This sounds well and good, but what does it look like in practice? Our UiPath automation champions help stoke enthusiasm and scale engagement through a variety of methods (following the same suggestions provided above):

  • Idea-generation workshops give employees an opportunity to puzzle through use cases.
  • Hackathons give employees the chance to get their hands dirty working on robots.
  • Automation training from the CoE to empower technically-minded citizen developers to find more day-to-day use cases for robots within their departments.

These have helped us ideate and create some awesome and useful robots for different departments. A couple of examples:

  • Marketing: The UiPath social team uses robots to scan for new comments across all UiPath videos on every platform. This way, the team can view and respond to new comments on any UiPath video from one centralized hub rather than wasting time trying to hunt them down. Check out more examples of our marketing robots.
  • Sales: Sales ops created a robot for sales managers. They can run a robot that generates a Microsoft Word document with the key fields for each account auto-filled by automation. And here’s another sales robot example.

In short, look in every division for someone who can help stoke engagement and coach teams to get diverse, quality automation ideas that will benefit your entire company, from the grassroots to the boardroom.


Recommended read: How to Evangelize RPA Within Your Organization


Select discerning champions to keep your automation CoE truly excellent

The automation champion’s primary role is to parse through piles of raw ideas to assess their quality, measure them against business strategy, and decide which ones should move along the automation pipeline.


Your first filter for a good automation champion is whether or not they have an eye for strategy. Automation use cases are endless, and a champion who can’t effectively determine the value of each use case risks filling your pipeline with junk.
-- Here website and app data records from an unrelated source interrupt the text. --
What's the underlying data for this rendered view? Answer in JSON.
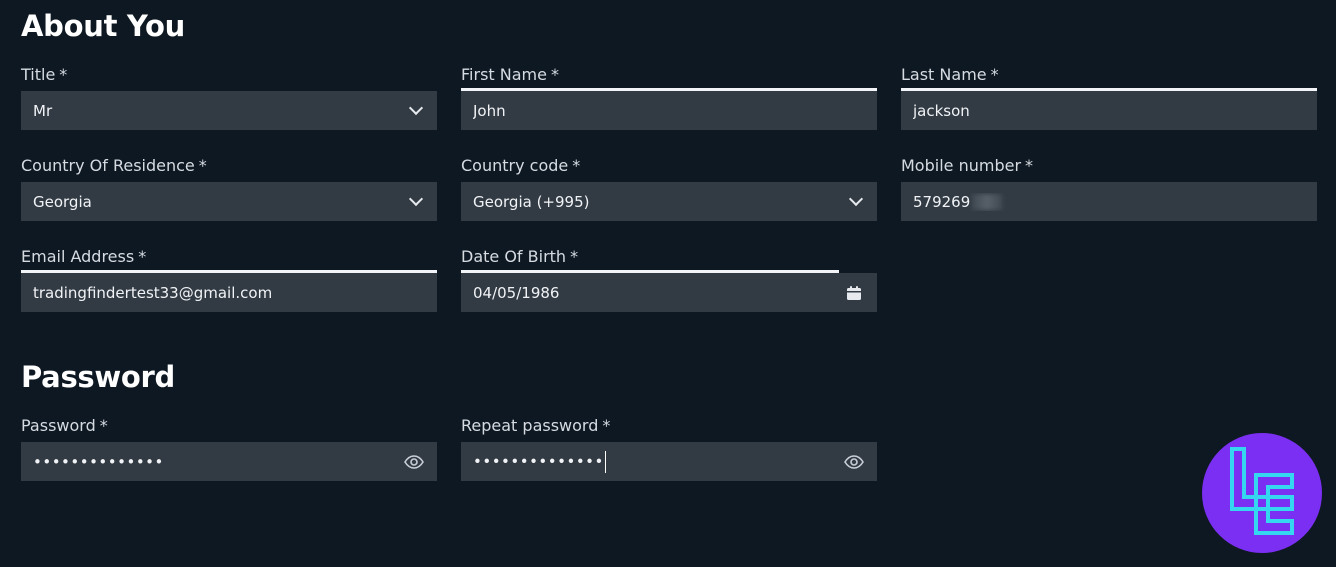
{
  "sections": {
    "about": {
      "title": "About You"
    },
    "password": {
      "title": "Password"
    }
  },
  "fields": {
    "title": {
      "label": "Title",
      "required": "*",
      "value": "Mr"
    },
    "first_name": {
      "label": "First Name",
      "required": "*",
      "value": "John"
    },
    "last_name": {
      "label": "Last Name",
      "required": "*",
      "value": "jackson"
    },
    "country": {
      "label": "Country Of Residence",
      "required": "*",
      "value": "Georgia"
    },
    "country_code": {
      "label": "Country code",
      "required": "*",
      "value": "Georgia (+995)"
    },
    "mobile": {
      "label": "Mobile number",
      "required": "*",
      "value": "579269"
    },
    "email": {
      "label": "Email Address",
      "required": "*",
      "value": "tradingfindertest33@gmail.com"
    },
    "dob": {
      "label": "Date Of Birth",
      "required": "*",
      "value": "04/05/1986"
    },
    "password": {
      "label": "Password",
      "required": "*",
      "value": "••••••••••••••"
    },
    "repeat_password": {
      "label": "Repeat password",
      "required": "*",
      "value": "••••••••••••••"
    }
  },
  "icons": {
    "select": "chevron-down-icon",
    "date": "calendar-icon",
    "reveal": "eye-icon",
    "logo": "tradingfinder-logo"
  },
  "colors": {
    "background": "#0e1822",
    "input": "#323b44",
    "logo_bg": "#7b2ff2",
    "logo_mark": "#35d6f0"
  }
}
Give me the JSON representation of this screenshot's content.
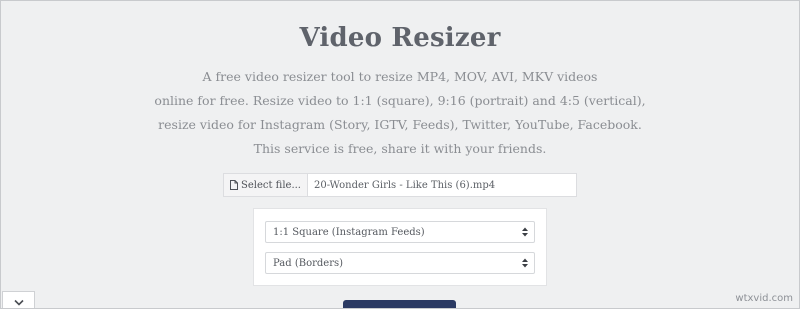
{
  "header": {
    "title": "Video Resizer"
  },
  "description": {
    "lines": [
      "A free video resizer tool to resize MP4, MOV, AVI, MKV videos",
      "online for free. Resize video to 1:1 (square), 9:16 (portrait) and 4:5 (vertical),",
      "resize video for Instagram (Story, IGTV, Feeds), Twitter, YouTube, Facebook.",
      "This service is free, share it with your friends."
    ]
  },
  "file_picker": {
    "button_label": "Select file...",
    "button_icon": "document-icon",
    "file_name": "20-Wonder Girls - Like This (6).mp4"
  },
  "options": {
    "aspect_select": {
      "value": "1:1 Square (Instagram Feeds)",
      "icon": "select-arrows-icon"
    },
    "mode_select": {
      "value": "Pad (Borders)",
      "icon": "select-arrows-icon"
    }
  },
  "bottom_controls": {
    "collapse_icon": "chevron-down-icon"
  },
  "watermark": {
    "text": "wtxvid.com"
  },
  "colors": {
    "background": "#eff0f1",
    "title": "#5f636b",
    "description": "#8a8d92",
    "submit_button": "#2b3a63"
  }
}
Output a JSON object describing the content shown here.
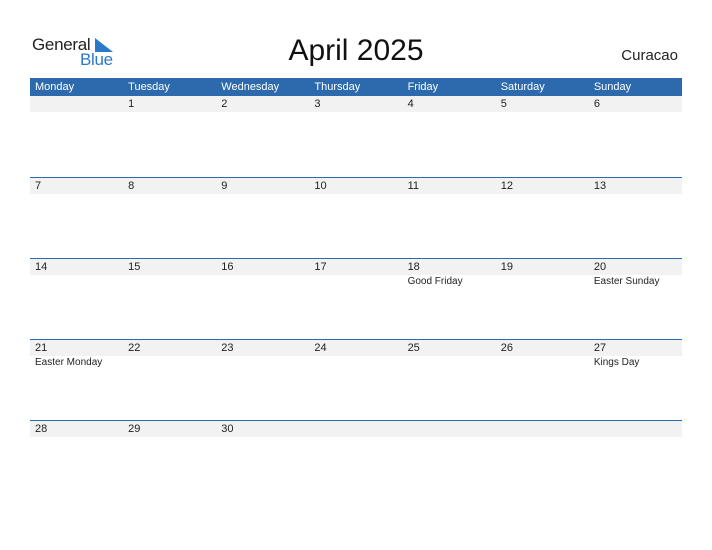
{
  "logo": {
    "general": "General",
    "blue": "Blue",
    "accent": "#2a7ac7"
  },
  "title": "April 2025",
  "country": "Curacao",
  "colors": {
    "header_bg": "#2d6aad",
    "day_row_bg": "#f2f2f2"
  },
  "weekdays": [
    "Monday",
    "Tuesday",
    "Wednesday",
    "Thursday",
    "Friday",
    "Saturday",
    "Sunday"
  ],
  "weeks": [
    {
      "days": [
        "",
        "1",
        "2",
        "3",
        "4",
        "5",
        "6"
      ],
      "holidays": [
        "",
        "",
        "",
        "",
        "",
        "",
        ""
      ]
    },
    {
      "days": [
        "7",
        "8",
        "9",
        "10",
        "11",
        "12",
        "13"
      ],
      "holidays": [
        "",
        "",
        "",
        "",
        "",
        "",
        ""
      ]
    },
    {
      "days": [
        "14",
        "15",
        "16",
        "17",
        "18",
        "19",
        "20"
      ],
      "holidays": [
        "",
        "",
        "",
        "",
        "Good Friday",
        "",
        "Easter Sunday"
      ]
    },
    {
      "days": [
        "21",
        "22",
        "23",
        "24",
        "25",
        "26",
        "27"
      ],
      "holidays": [
        "Easter Monday",
        "",
        "",
        "",
        "",
        "",
        "Kings Day"
      ]
    },
    {
      "days": [
        "28",
        "29",
        "30",
        "",
        "",
        "",
        ""
      ],
      "holidays": [
        "",
        "",
        "",
        "",
        "",
        "",
        ""
      ]
    }
  ]
}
Choose champions with an eye for strategy (we’ll give an example in just a moment). You’re looking for champions who have a high-level view of the business, its existing automation, and the business value new automation would offer.
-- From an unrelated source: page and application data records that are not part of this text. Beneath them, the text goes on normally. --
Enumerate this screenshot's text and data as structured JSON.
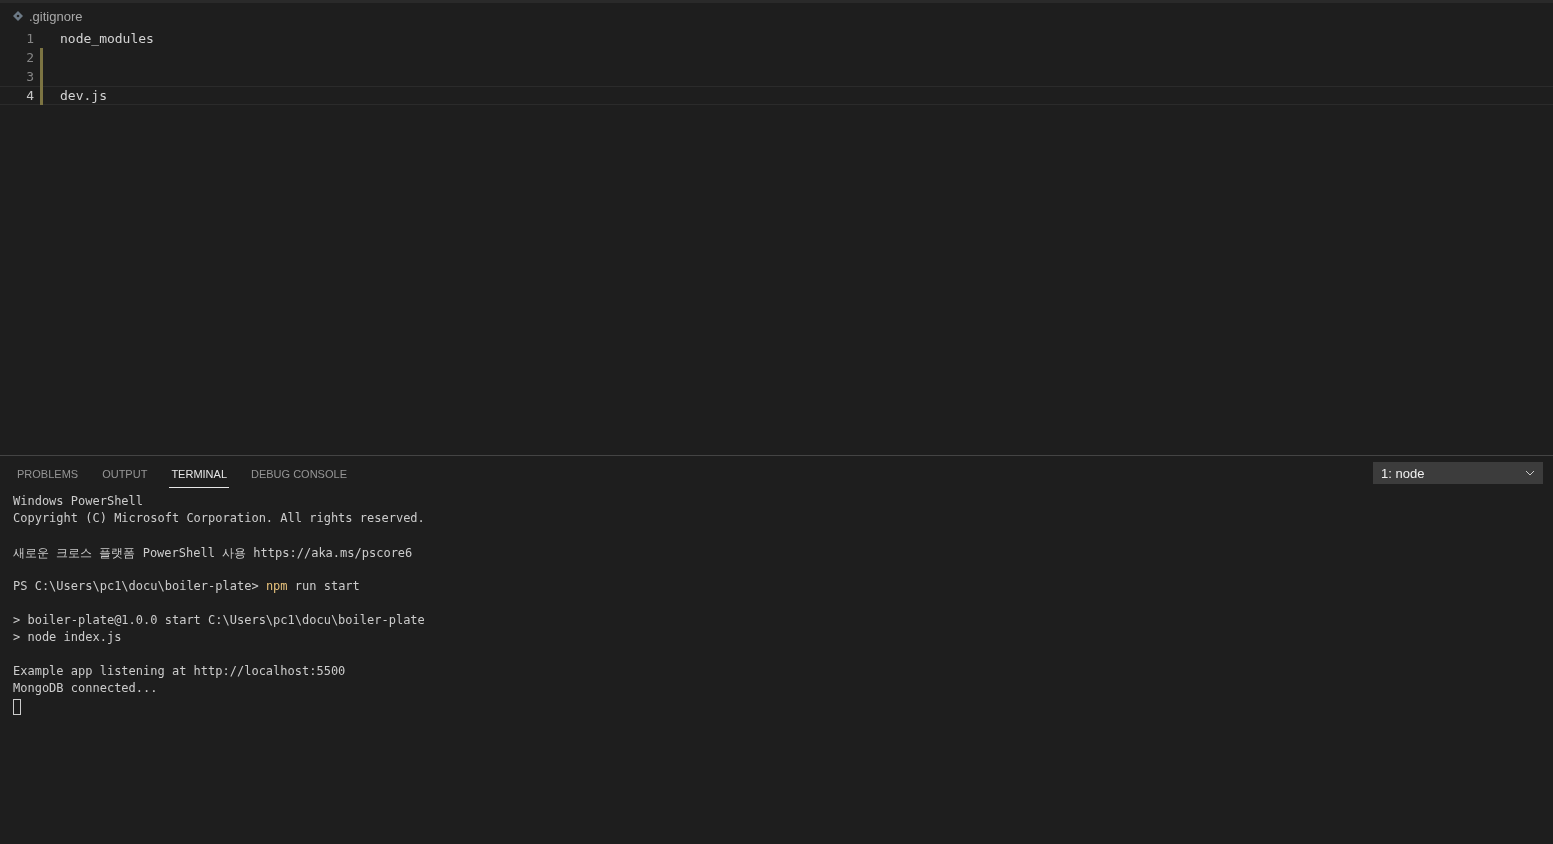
{
  "breadcrumb": {
    "file": ".gitignore"
  },
  "editor": {
    "lines": [
      {
        "number": "1",
        "text": "node_modules",
        "modified": false,
        "current": false
      },
      {
        "number": "2",
        "modified": true,
        "current": false
      },
      {
        "number": "3",
        "modified": true,
        "current": false
      },
      {
        "number": "4",
        "text": "dev.js",
        "modified": true,
        "current": true
      }
    ]
  },
  "panel": {
    "tabs": [
      {
        "label": "PROBLEMS",
        "selected": false
      },
      {
        "label": "OUTPUT",
        "selected": false
      },
      {
        "label": "TERMINAL",
        "selected": true
      },
      {
        "label": "DEBUG CONSOLE",
        "selected": false
      }
    ],
    "terminal_select": {
      "value": "1: node"
    },
    "terminal": {
      "blocks": [
        [
          [
            {
              "text": "Windows PowerShell",
              "kind": "plain"
            }
          ],
          [
            {
              "text": "Copyright (C) Microsoft Corporation. All rights reserved.",
              "kind": "plain"
            }
          ]
        ],
        [
          [
            {
              "text": "새로운 크로스 플랫폼 PowerShell 사용 https://aka.ms/pscore6",
              "kind": "plain"
            }
          ]
        ],
        [
          [
            {
              "text": "PS C:\\Users\\pc1\\docu\\boiler-plate> ",
              "kind": "plain"
            },
            {
              "text": "npm",
              "kind": "command"
            },
            {
              "text": " run start",
              "kind": "plain"
            }
          ]
        ],
        [
          [
            {
              "text": "> boiler-plate@1.0.0 start C:\\Users\\pc1\\docu\\boiler-plate",
              "kind": "plain"
            }
          ],
          [
            {
              "text": "> node index.js",
              "kind": "plain"
            }
          ]
        ],
        [
          [
            {
              "text": "Example app listening at http://localhost:5500",
              "kind": "plain"
            }
          ],
          [
            {
              "text": "MongoDB connected...",
              "kind": "plain"
            }
          ]
        ]
      ]
    }
  }
}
Beyond this high-level eye for strategy, good automation champions can, and will, look at every automation idea and ask numerous questions, such as:

  • Is this an automatable process?
  • Is this a good fit for robotic process automation (RPA) or another automation technology?
  • Will automating this process have a long-term impact?
  • Is this idea worth the automation CoE’s time?
  • Is this a unique idea, or could it be combined with another suggestion?
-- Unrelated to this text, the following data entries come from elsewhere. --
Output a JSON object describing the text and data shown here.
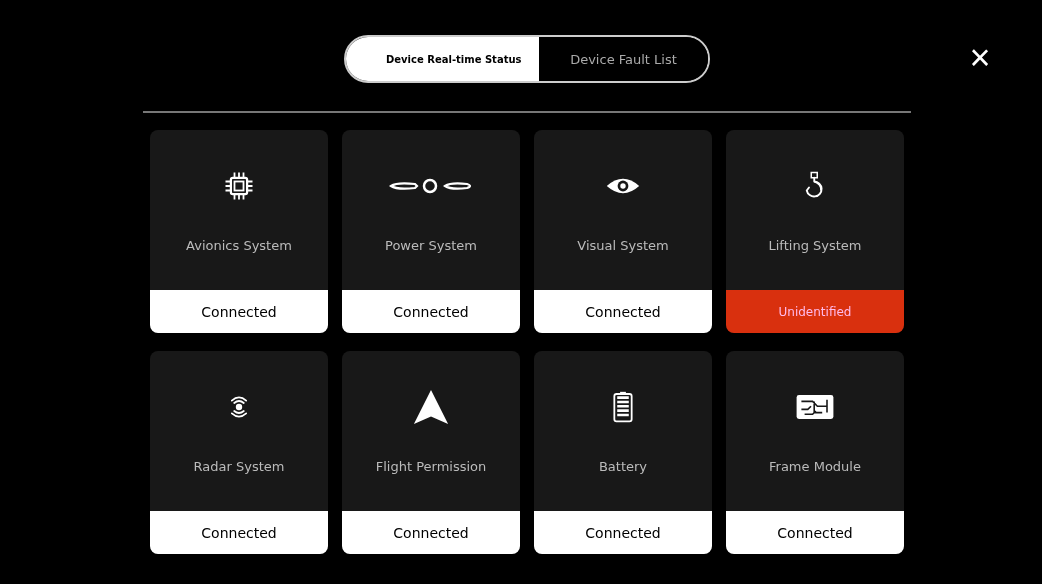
{
  "tabs": [
    {
      "label": "Device Real-time Status",
      "selected": true
    },
    {
      "label": "Device Fault List",
      "selected": false
    }
  ],
  "close": "×",
  "cards": [
    {
      "kind": "chip",
      "name": "Avionics System",
      "status": "Connected",
      "fault": false
    },
    {
      "kind": "propeller",
      "name": "Power System",
      "status": "Connected",
      "fault": false
    },
    {
      "kind": "eye",
      "name": "Visual System",
      "status": "Connected",
      "fault": false
    },
    {
      "kind": "hook",
      "name": "Lifting System",
      "status": "Unidentified",
      "fault": true
    },
    {
      "kind": "radar",
      "name": "Radar System",
      "status": "Connected",
      "fault": false
    },
    {
      "kind": "arrow",
      "name": "Flight Permission",
      "status": "Connected",
      "fault": false
    },
    {
      "kind": "battery",
      "name": "Battery",
      "status": "Connected",
      "fault": false
    },
    {
      "kind": "circuit",
      "name": "Frame Module",
      "status": "Connected",
      "fault": false
    }
  ]
}
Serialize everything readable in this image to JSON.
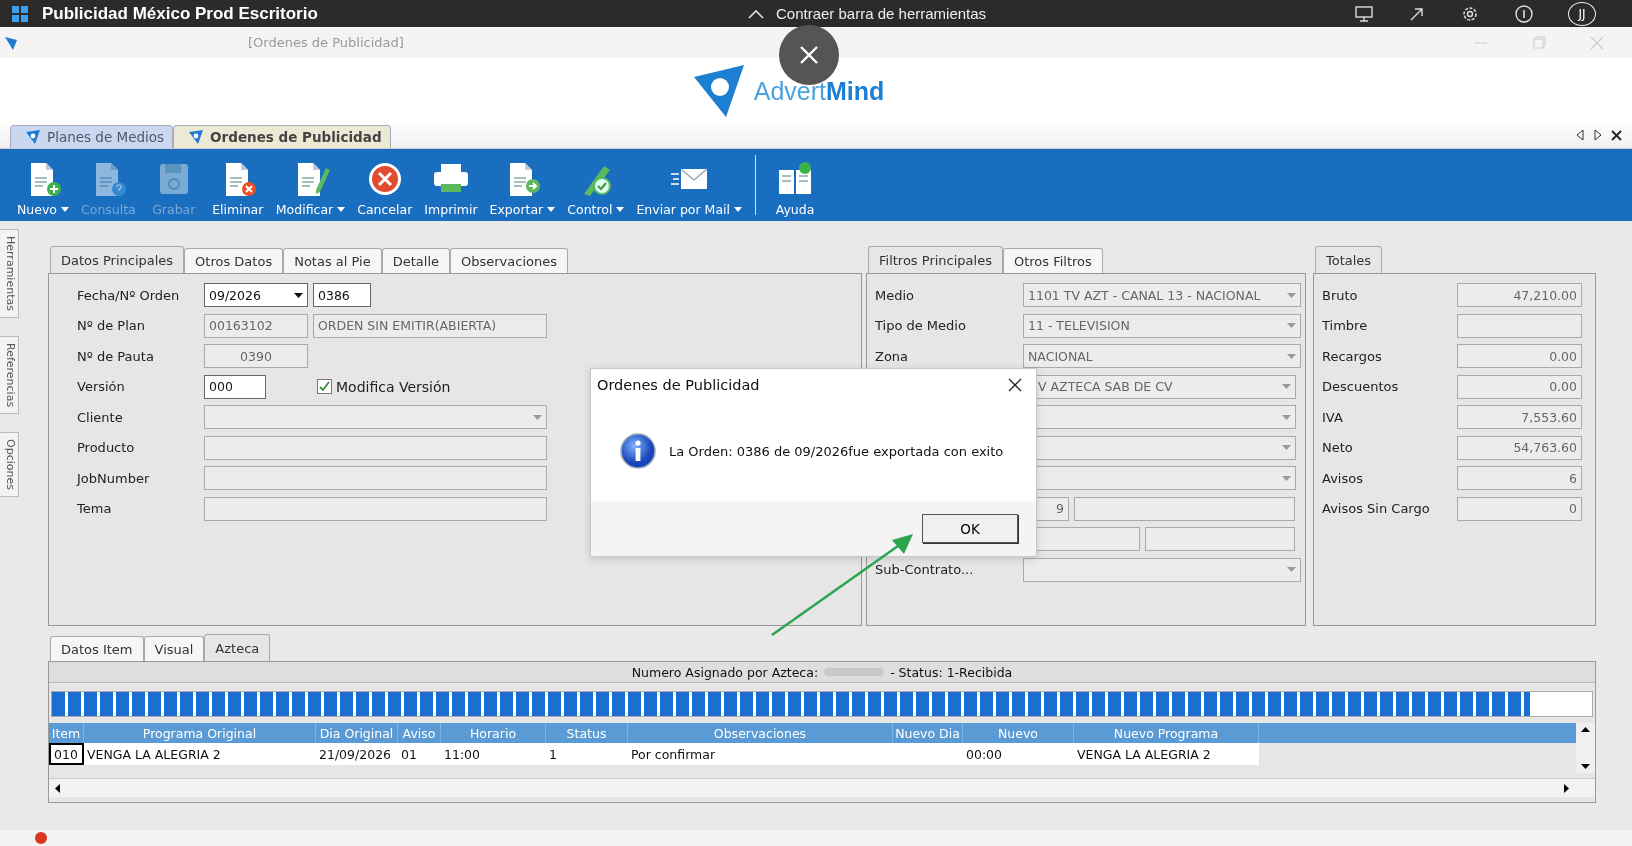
{
  "top_bar": {
    "title": "Publicidad México Prod Escritorio",
    "collapse_label": "Contraer barra de herramientas",
    "avatar": "JJ"
  },
  "window": {
    "title": "[Ordenes de Publicidad]"
  },
  "logo": {
    "part_a": "Advert",
    "part_b": "Mind"
  },
  "doc_tabs": [
    {
      "label": "Planes de Medios",
      "selected": false
    },
    {
      "label": "Ordenes de Publicidad",
      "selected": true
    }
  ],
  "toolbar": [
    {
      "label": "Nuevo",
      "kind": "new",
      "dropdown": true,
      "disabled": false
    },
    {
      "label": "Consulta",
      "kind": "query",
      "dropdown": false,
      "disabled": true
    },
    {
      "label": "Grabar",
      "kind": "save",
      "dropdown": false,
      "disabled": true
    },
    {
      "label": "Eliminar",
      "kind": "delete",
      "dropdown": false,
      "disabled": false
    },
    {
      "label": "Modificar",
      "kind": "edit",
      "dropdown": true,
      "disabled": false
    },
    {
      "label": "Cancelar",
      "kind": "cancel",
      "dropdown": false,
      "disabled": false
    },
    {
      "label": "Imprimir",
      "kind": "print",
      "dropdown": false,
      "disabled": false
    },
    {
      "label": "Exportar",
      "kind": "export",
      "dropdown": true,
      "disabled": false
    },
    {
      "label": "Control",
      "kind": "control",
      "dropdown": true,
      "disabled": false
    },
    {
      "label": "Enviar por Mail",
      "kind": "mail",
      "dropdown": true,
      "disabled": false
    },
    {
      "label": "Ayuda",
      "kind": "help",
      "dropdown": false,
      "disabled": false
    }
  ],
  "side_tabs": [
    "Herramientas",
    "Referencias",
    "Opciones"
  ],
  "main_panel": {
    "tabs": [
      {
        "label": "Datos Principales",
        "selected": true
      },
      {
        "label": "Otros Datos",
        "selected": false
      },
      {
        "label": "Notas al Pie",
        "selected": false
      },
      {
        "label": "Detalle",
        "selected": false
      },
      {
        "label": "Observaciones",
        "selected": false
      }
    ],
    "rows": [
      {
        "label": "Fecha/Nº Orden",
        "fields": [
          {
            "kind": "combo",
            "value": "09/2026",
            "disabled": false
          },
          {
            "kind": "text",
            "value": "0386",
            "disabled": false
          }
        ]
      },
      {
        "label": "Nº de Plan",
        "fields": [
          {
            "kind": "text",
            "value": "00163102",
            "disabled": true
          },
          {
            "kind": "text",
            "value": "ORDEN SIN EMITIR(ABIERTA)",
            "disabled": true
          }
        ]
      },
      {
        "label": "Nº de Pauta",
        "fields": [
          {
            "kind": "text",
            "value": "0390",
            "disabled": true
          }
        ]
      },
      {
        "label": "Versión",
        "fields": [
          {
            "kind": "text",
            "value": "000",
            "disabled": false
          },
          {
            "kind": "checkbox",
            "value": "Modifica Versión",
            "checked": true
          }
        ]
      },
      {
        "label": "Cliente",
        "fields": [
          {
            "kind": "combo",
            "disabled": true
          }
        ]
      },
      {
        "label": "Producto",
        "fields": [
          {
            "kind": "text",
            "disabled": true
          }
        ]
      },
      {
        "label": "JobNumber",
        "fields": [
          {
            "kind": "text",
            "disabled": true
          }
        ]
      },
      {
        "label": "Tema",
        "fields": [
          {
            "kind": "text",
            "disabled": true
          }
        ]
      }
    ]
  },
  "filter_panel": {
    "tabs": [
      {
        "label": "Filtros Principales",
        "selected": true
      },
      {
        "label": "Otros Filtros",
        "selected": false
      }
    ],
    "rows": [
      {
        "label": "Medio",
        "fields": [
          {
            "kind": "combo",
            "value": "1101 TV AZT - CANAL 13 - NACIONAL",
            "disabled": true
          }
        ]
      },
      {
        "label": "Tipo de Medio",
        "fields": [
          {
            "kind": "combo",
            "value": "11 - TELEVISION",
            "disabled": true
          }
        ]
      },
      {
        "label": "Zona",
        "fields": [
          {
            "kind": "combo",
            "value": "NACIONAL",
            "disabled": true
          }
        ]
      },
      {
        "fields": [
          {
            "kind": "combo",
            "value": "V AZTECA SAB DE CV",
            "disabled": true
          }
        ]
      },
      {
        "fields": [
          {
            "kind": "combo",
            "disabled": true
          }
        ]
      },
      {
        "fields": [
          {
            "kind": "combo",
            "disabled": true
          }
        ]
      },
      {
        "fields": [
          {
            "kind": "combo",
            "disabled": true
          }
        ]
      },
      {
        "fields": [
          {
            "kind": "text",
            "value": "9",
            "disabled": true
          },
          {
            "kind": "text",
            "disabled": true
          }
        ]
      },
      {
        "fields": [
          {
            "kind": "text",
            "disabled": true
          },
          {
            "kind": "text",
            "disabled": true
          }
        ]
      },
      {
        "label": "Sub-Contrato...",
        "fields": [
          {
            "kind": "combo",
            "disabled": true
          }
        ]
      }
    ]
  },
  "totals_panel": {
    "tabs": [
      {
        "label": "Totales",
        "selected": true
      }
    ],
    "rows": [
      {
        "label": "Bruto",
        "value": "47,210.00"
      },
      {
        "label": "Timbre"
      },
      {
        "label": "Recargos",
        "value": "0.00"
      },
      {
        "label": "Descuentos",
        "value": "0.00"
      },
      {
        "label": "IVA",
        "value": "7,553.60"
      },
      {
        "label": "Neto",
        "value": "54,763.60"
      },
      {
        "label": "Avisos",
        "value": "6"
      },
      {
        "label": "Avisos Sin Cargo",
        "value": "0"
      }
    ]
  },
  "bottom_panel": {
    "tabs": [
      {
        "label": "Datos Item",
        "selected": false
      },
      {
        "label": "Visual",
        "selected": false
      },
      {
        "label": "Azteca",
        "selected": true
      }
    ],
    "status_prefix": "Numero Asignado por Azteca:",
    "status_suffix": "- Status: 1-Recibida",
    "progress": {
      "level": 0.96
    },
    "table": {
      "columns": [
        "Item",
        "Programa Original",
        "Dia Original",
        "Aviso",
        "Horario",
        "Status",
        "Observaciones",
        "Nuevo Dia",
        "Nuevo",
        "Nuevo Programa"
      ],
      "rows": [
        {
          "cells": [
            {
              "text": "010",
              "selected": true
            },
            {
              "text": "VENGA LA ALEGRIA 2",
              "selected": false
            },
            {
              "text": "21/09/2026",
              "selected": false
            },
            {
              "text": "01",
              "selected": false
            },
            {
              "text": "11:00",
              "selected": false
            },
            {
              "text": "1",
              "selected": false
            },
            {
              "text": "Por confirmar",
              "selected": false
            },
            {
              "text": "",
              "selected": false
            },
            {
              "text": "00:00",
              "selected": false
            },
            {
              "text": "VENGA LA ALEGRIA 2",
              "selected": false
            }
          ]
        }
      ]
    }
  },
  "dialog": {
    "title": "Ordenes de Publicidad",
    "kind": "info",
    "message": "La Orden: 0386 de 09/2026fue exportada con exito",
    "button": "OK"
  }
}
Let’s walk through an example. Let’s say an automation champion notices five incoming ideas from the sales team related to lead qualification. Each idea is strong. The most obvious solution is to create five robots in response to these five ideas. But with a high-level overview, the automation champion decides that a holistic redesign of the sales-qualification process is a better solution than creating five robots. That’s the eye for strategy in action. That kind of decision is the result of being critical, asking questions, and thinking deeply about business value.


In short, find people who will fiercely protect the quality of your CoE’s strategy, so automation has the best shot at achieving its target ROI (and scaling beyond it).



Take a democratic approach to automation

Automation improves human workflows, and, in turn, human automation champions can improve your automation. Having automation champions is a great way to connect with people across your organizations in a scalable, strategy-driven way and usher automation into the hands of every team within your company.


Want to achieve widespread automation in your organization? Learn more about choosing your automation champion from our recent webinar.


Also, register for our Reboot Work Festival (December 15–17, 2020 🎉) to hear from top automation experts about democratizing automation, rebooting how we think about work, and so much more. And if you're reading this after the festival has wrapped up, you can still view the recordings of the sessions. Register on the Reboot Work Festival page for convenient, on-demand viewing.

This is a companion discussion topic for the original entry at
1 Like